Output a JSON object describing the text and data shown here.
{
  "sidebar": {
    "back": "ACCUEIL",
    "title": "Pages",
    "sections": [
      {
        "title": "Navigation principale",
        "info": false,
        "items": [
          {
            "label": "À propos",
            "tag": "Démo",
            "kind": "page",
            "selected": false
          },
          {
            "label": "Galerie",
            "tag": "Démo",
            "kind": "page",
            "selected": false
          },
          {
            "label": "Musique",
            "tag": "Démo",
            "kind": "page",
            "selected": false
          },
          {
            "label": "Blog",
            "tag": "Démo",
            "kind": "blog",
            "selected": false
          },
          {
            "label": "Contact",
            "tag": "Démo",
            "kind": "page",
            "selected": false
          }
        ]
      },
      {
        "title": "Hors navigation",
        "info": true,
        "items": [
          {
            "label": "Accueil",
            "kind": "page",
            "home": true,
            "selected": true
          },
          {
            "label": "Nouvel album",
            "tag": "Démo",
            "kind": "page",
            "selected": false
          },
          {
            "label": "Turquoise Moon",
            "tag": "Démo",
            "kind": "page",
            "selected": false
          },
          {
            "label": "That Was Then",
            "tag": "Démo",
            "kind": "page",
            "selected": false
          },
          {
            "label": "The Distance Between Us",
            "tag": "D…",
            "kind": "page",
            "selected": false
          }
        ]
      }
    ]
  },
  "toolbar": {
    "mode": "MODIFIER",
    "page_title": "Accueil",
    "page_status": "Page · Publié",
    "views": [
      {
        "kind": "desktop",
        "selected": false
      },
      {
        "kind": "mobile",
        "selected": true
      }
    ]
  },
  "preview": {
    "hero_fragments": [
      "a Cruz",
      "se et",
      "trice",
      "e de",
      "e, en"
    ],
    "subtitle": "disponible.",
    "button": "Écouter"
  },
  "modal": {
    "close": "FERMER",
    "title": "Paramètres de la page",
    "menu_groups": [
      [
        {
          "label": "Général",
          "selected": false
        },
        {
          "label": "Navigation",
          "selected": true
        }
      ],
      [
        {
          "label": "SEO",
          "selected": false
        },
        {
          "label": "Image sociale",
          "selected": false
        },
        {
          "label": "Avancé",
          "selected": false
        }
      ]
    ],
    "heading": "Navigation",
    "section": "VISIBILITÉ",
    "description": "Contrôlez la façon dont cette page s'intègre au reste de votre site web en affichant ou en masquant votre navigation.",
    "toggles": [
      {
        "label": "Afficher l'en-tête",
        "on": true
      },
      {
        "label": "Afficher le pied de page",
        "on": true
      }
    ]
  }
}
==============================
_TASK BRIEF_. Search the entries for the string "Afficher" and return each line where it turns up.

_EXPECTED ANSWER_.
        "label": "Afficher l'en-tête",
        "label": "Afficher le pied de page",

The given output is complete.